### Directions for this task
Copy out every record exactly.

Data about app and page elements:
- - - -
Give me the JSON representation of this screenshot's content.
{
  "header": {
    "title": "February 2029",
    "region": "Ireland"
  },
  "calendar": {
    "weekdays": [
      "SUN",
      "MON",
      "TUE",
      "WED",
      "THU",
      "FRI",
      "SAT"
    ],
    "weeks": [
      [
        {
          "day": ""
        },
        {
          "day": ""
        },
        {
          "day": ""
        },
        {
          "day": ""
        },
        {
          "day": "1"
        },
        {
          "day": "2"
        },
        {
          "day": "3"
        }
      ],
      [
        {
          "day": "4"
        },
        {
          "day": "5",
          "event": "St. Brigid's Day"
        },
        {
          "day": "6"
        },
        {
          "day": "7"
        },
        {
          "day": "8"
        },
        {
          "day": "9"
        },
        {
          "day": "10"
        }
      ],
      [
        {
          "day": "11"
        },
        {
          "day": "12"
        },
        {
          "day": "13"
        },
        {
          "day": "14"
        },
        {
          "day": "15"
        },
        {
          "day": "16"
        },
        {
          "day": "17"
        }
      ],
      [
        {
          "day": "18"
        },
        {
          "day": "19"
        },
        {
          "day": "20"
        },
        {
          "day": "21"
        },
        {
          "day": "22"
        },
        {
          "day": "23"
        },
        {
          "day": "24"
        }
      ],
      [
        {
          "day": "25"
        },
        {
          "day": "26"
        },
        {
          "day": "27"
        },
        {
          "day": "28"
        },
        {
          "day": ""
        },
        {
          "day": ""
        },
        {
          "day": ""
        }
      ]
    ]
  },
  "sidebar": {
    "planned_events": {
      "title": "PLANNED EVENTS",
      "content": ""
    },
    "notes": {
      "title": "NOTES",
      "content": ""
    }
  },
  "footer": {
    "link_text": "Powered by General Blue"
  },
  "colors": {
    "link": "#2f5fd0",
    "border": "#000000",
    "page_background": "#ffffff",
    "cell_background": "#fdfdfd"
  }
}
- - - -
### Your response
Give me the JSON representation of this screenshot's content.
{
  "header": {
    "title": "February 2029",
    "region": "Ireland"
  },
  "calendar": {
    "weekdays": [
      "SUN",
      "MON",
      "TUE",
      "WED",
      "THU",
      "FRI",
      "SAT"
    ],
    "weeks": [
      [
        {
          "day": ""
        },
        {
          "day": ""
        },
        {
          "day": ""
        },
        {
          "day": ""
        },
        {
          "day": "1"
        },
        {
          "day": "2"
        },
        {
          "day": "3"
        }
      ],
      [
        {
          "day": "4"
        },
        {
          "day": "5",
          "event": "St. Brigid's Day"
        },
        {
          "day": "6"
        },
        {
          "day": "7"
        },
        {
          "day": "8"
        },
        {
          "day": "9"
        },
        {
          "day": "10"
        }
      ],
      [
        {
          "day": "11"
        },
        {
          "day": "12"
        },
        {
          "day": "13"
        },
        {
          "day": "14"
        },
        {
          "day": "15"
        },
        {
          "day": "16"
        },
        {
          "day": "17"
        }
      ],
      [
        {
          "day": "18"
        },
        {
          "day": "19"
        },
        {
          "day": "20"
        },
        {
          "day": "21"
        },
        {
          "day": "22"
        },
        {
          "day": "23"
        },
        {
          "day": "24"
        }
      ],
      [
        {
          "day": "25"
        },
        {
          "day": "26"
        },
        {
          "day": "27"
        },
        {
          "day": "28"
        },
        {
          "day": ""
        },
        {
          "day": ""
        },
        {
          "day": ""
        }
      ]
    ]
  },
  "sidebar": {
    "planned_events": {
      "title": "PLANNED EVENTS",
      "content": ""
    },
    "notes": {
      "title": "NOTES",
      "content": ""
    }
  },
  "footer": {
    "link_text": "Powered by General Blue"
  },
  "colors": {
    "link": "#2f5fd0",
    "border": "#000000",
    "page_background": "#ffffff",
    "cell_background": "#fdfdfd"
  }
}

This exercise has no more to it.